Copy out the entries that follow, unchanged.

> **Data shown**:
((
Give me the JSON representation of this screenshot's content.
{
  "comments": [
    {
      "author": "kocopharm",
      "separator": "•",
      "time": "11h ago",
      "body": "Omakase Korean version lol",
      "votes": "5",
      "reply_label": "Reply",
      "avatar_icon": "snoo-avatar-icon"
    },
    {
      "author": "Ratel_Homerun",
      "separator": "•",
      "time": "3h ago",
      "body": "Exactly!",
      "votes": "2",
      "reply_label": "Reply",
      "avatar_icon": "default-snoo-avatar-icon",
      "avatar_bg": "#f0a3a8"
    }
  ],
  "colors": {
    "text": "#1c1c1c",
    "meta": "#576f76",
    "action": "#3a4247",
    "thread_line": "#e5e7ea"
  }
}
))
> **Answer to this problem**:
Give me the JSON representation of this screenshot's content.
{
  "comments": [
    {
      "author": "kocopharm",
      "separator": "•",
      "time": "11h ago",
      "body": "Omakase Korean version lol",
      "votes": "5",
      "reply_label": "Reply",
      "avatar_icon": "snoo-avatar-icon"
    },
    {
      "author": "Ratel_Homerun",
      "separator": "•",
      "time": "3h ago",
      "body": "Exactly!",
      "votes": "2",
      "reply_label": "Reply",
      "avatar_icon": "default-snoo-avatar-icon",
      "avatar_bg": "#f0a3a8"
    }
  ],
  "colors": {
    "text": "#1c1c1c",
    "meta": "#576f76",
    "action": "#3a4247",
    "thread_line": "#e5e7ea"
  }
}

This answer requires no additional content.